Being a Woman in Generation WHY

I just got off the phone with a teary-eyed friend of mine who recently lost her job. Strangely, she wasn’t being sacked for her performance but rather due to frequent arguments with her boss over how her job should be done. As a young woman in a lower-level position at a predominately male tech company, my friend’s experience encapsulates the difficulties faced by many Gen Y women entering the workforce.

As Facebook’s Sheryl Sandberg recently presented at the World Economic Forum, while assertive and ambitious men are seen as more likable the more they achieve, the more women achieve and assert themselves, the less likable they become. One particularly discouraging study that Sandberg discusses in her TED talk shows a recent example of these stereotypes at work. When researchers presented students with a case study on a highly successful woman named Heidi and changed the name to Howard for one section of the class, the students rated Howard much higher than Heidi. They believed that Heidi was just as competent as Howard, they didn’t like her, they wouldn’t hire her and they certainly wouldn’t want to work with her.

This study, and many others like it, highlights the fact that to a large degree, women still can’t win. Three decades after we began entering the workforce in mass we’re still seen as ineffective if we conform to our gender stereotypes (nurturing, kind, sensitive) but as “brusque” or “argumentative” if we act assertively and display ambition.

Now let’s take these lovely gender norms and add them to what we know about Generation Y. Or, as I’ve begun to think of us, “Generation Why.” On the positive side, our love of technology has allowed us to Facebook, Tweet, Wikipedia and Quora our way into new knowledge–making us cutting-edge workers in a world increasingly run off of information technology. The other side of this, of course, is that all this information has taught us to frequently question authority and to give feedback to our employers as often as we seek it (which is often).

Though these norms don’t apply to every millennial in America–after all, we are the country’s most diverse workforce–and the workplace gender issues aren’t faced by every women, when you put these two characteristics together, you’ll find a lot of young women like my friend. Women who have been taught from birth to question authority but now are entering a work environment where those queries can all too often be interpreted as being overly assertive and disrespectful.
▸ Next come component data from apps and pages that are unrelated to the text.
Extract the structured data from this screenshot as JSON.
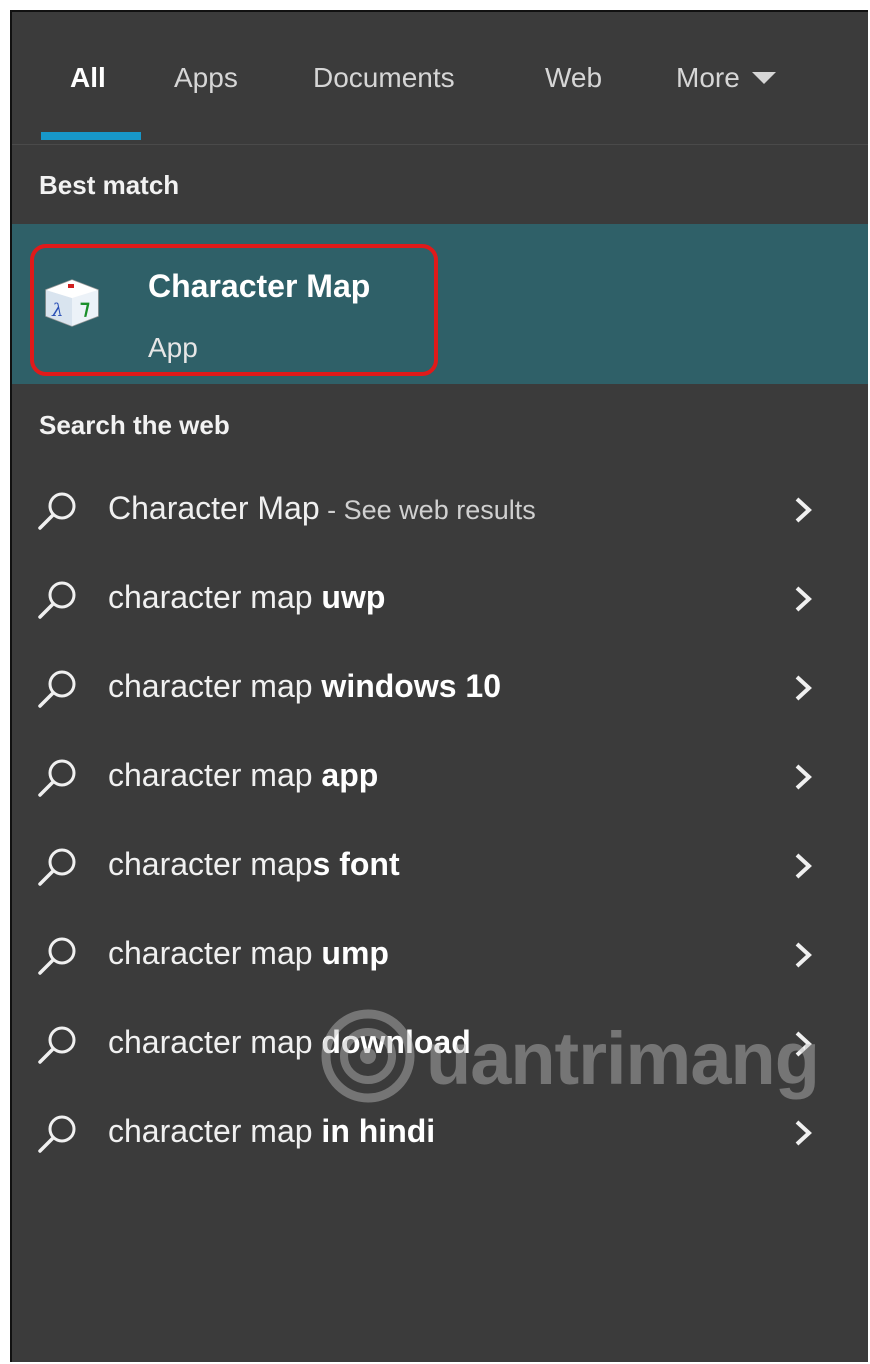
{
  "tabs": [
    {
      "label": "All",
      "active": true
    },
    {
      "label": "Apps"
    },
    {
      "label": "Documents"
    },
    {
      "label": "Web"
    },
    {
      "label": "More"
    }
  ],
  "best_match": {
    "heading": "Best match",
    "title": "Character Map",
    "subtitle": "App"
  },
  "web": {
    "heading": "Search the web",
    "items": [
      {
        "prefix": "Character Map",
        "bold": "",
        "hint": " - See web results"
      },
      {
        "prefix": "character map ",
        "bold": "uwp"
      },
      {
        "prefix": "character map ",
        "bold": "windows 10"
      },
      {
        "prefix": "character map ",
        "bold": "app"
      },
      {
        "prefix": "character map",
        "bold": "s font"
      },
      {
        "prefix": "character map ",
        "bold": "ump"
      },
      {
        "prefix": "character map ",
        "bold": "download"
      },
      {
        "prefix": "character map ",
        "bold": "in hindi"
      }
    ]
  },
  "watermark": {
    "text": "uantrimang"
  },
  "colors": {
    "accent": "#1797c9",
    "selected_bg": "#2f6068",
    "highlight": "#e01a1a",
    "panel_bg": "#3b3b3b"
  }
}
Most of the time the problem isn’t that we don’t respect authority, it’s that we feel as though our employers do not respect us.

While this status-quo is enough to bring anyone to tears–particularly since jobs aren’t so easy to come by for my generation–acknowledging that these gender norms and generational divides exist is the first step to overcoming them.